Traditional Public Key Infrastructure (PKI) is unnecessarily complicated. Largely as a result of early misconceptions that we needed an all-purpose digital passport to do business on the Internet, traditional PKI has become overloaded with invasive personal identity checks and complex legal arrangements. To try to support stranger-to-stranger transactions, user agreements for general purpose certificates have required people to read and understand huge and forbidding Certification Practice Statements. And yet the business benefits of going to all this trouble remain controversial.
There are new PKI models where the cryptography is embedded deeply into smartcards, to much the same extent that complex ferromagnetic technology is built into all the other plastic cards we take for granted. Application software can be engineered so that all digital certificate functions are automated; smartcards can be issued to professionals and business people under existing terms and conditions which reflect the users’ standing.
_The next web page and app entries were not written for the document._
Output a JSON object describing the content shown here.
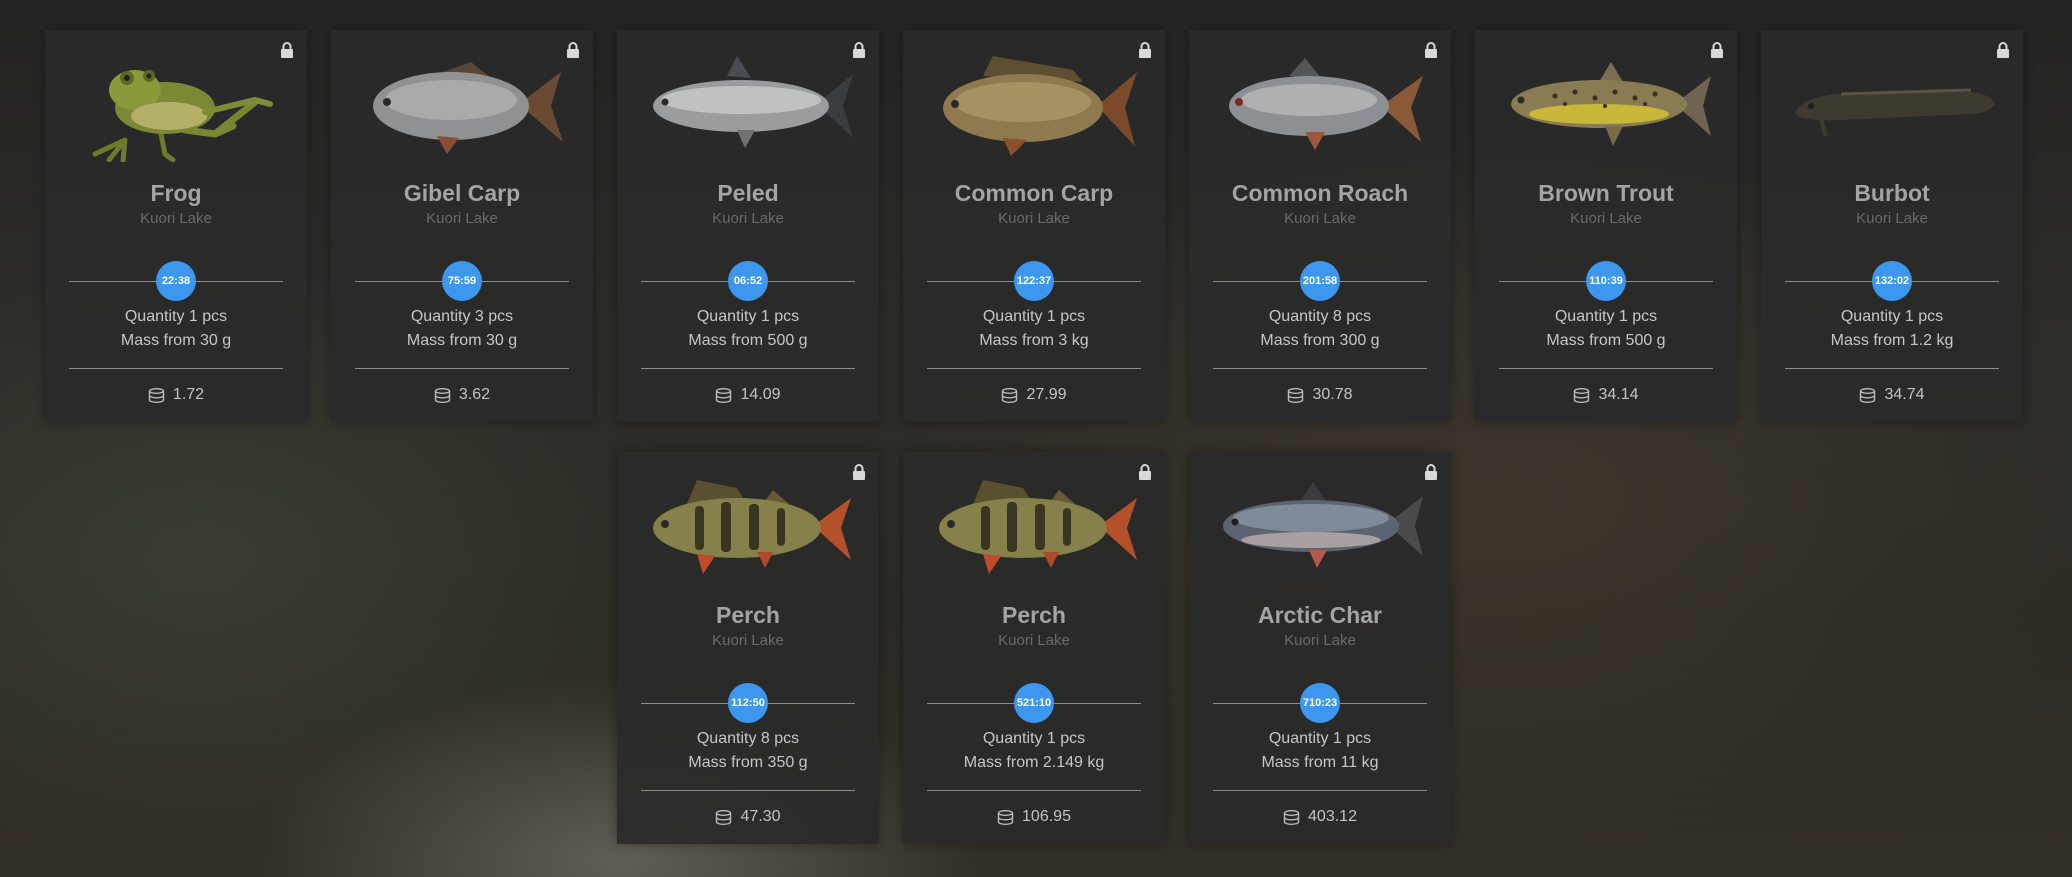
{
  "lock_icon": "padlock-icon",
  "coin_icon": "coin-stack-icon",
  "accent_color": "#3d97ef",
  "cards": [
    {
      "name": "Frog",
      "location": "Kuori Lake",
      "timer": "22:38",
      "quantity": "Quantity 1 pcs",
      "mass": "Mass from 30 g",
      "price": "1.72",
      "image": "frog-image"
    },
    {
      "name": "Gibel Carp",
      "location": "Kuori Lake",
      "timer": "75:59",
      "quantity": "Quantity 3 pcs",
      "mass": "Mass from 30 g",
      "price": "3.62",
      "image": "gibel-carp-image"
    },
    {
      "name": "Peled",
      "location": "Kuori Lake",
      "timer": "06:52",
      "quantity": "Quantity 1 pcs",
      "mass": "Mass from 500 g",
      "price": "14.09",
      "image": "peled-image"
    },
    {
      "name": "Common Carp",
      "location": "Kuori Lake",
      "timer": "122:37",
      "quantity": "Quantity 1 pcs",
      "mass": "Mass from 3 kg",
      "price": "27.99",
      "image": "common-carp-image"
    },
    {
      "name": "Common Roach",
      "location": "Kuori Lake",
      "timer": "201:58",
      "quantity": "Quantity 8 pcs",
      "mass": "Mass from 300 g",
      "price": "30.78",
      "image": "common-roach-image"
    },
    {
      "name": "Brown Trout",
      "location": "Kuori Lake",
      "timer": "110:39",
      "quantity": "Quantity 1 pcs",
      "mass": "Mass from 500 g",
      "price": "34.14",
      "image": "brown-trout-image"
    },
    {
      "name": "Burbot",
      "location": "Kuori Lake",
      "timer": "132:02",
      "quantity": "Quantity 1 pcs",
      "mass": "Mass from 1.2 kg",
      "price": "34.74",
      "image": "burbot-image"
    },
    {
      "name": "Perch",
      "location": "Kuori Lake",
      "timer": "112:50",
      "quantity": "Quantity 8 pcs",
      "mass": "Mass from 350 g",
      "price": "47.30",
      "image": "perch-image"
    },
    {
      "name": "Perch",
      "location": "Kuori Lake",
      "timer": "521:10",
      "quantity": "Quantity 1 pcs",
      "mass": "Mass from 2.149 kg",
      "price": "106.95",
      "image": "perch-image"
    },
    {
      "name": "Arctic Char",
      "location": "Kuori Lake",
      "timer": "710:23",
      "quantity": "Quantity 1 pcs",
      "mass": "Mass from 11 kg",
      "price": "403.12",
      "image": "arctic-char-image"
    }
  ]
}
The user experience then becomes the same as with any conventional access card.
This paper, written for the American Bar Association’s eBlast journal in 2003, presents a fresh look at the business drivers and true benefits of digital signatures, and shows how to deliver better usability, zero registration overhead, reduced training costs, simpler liability arrangements, and streamlined accreditation.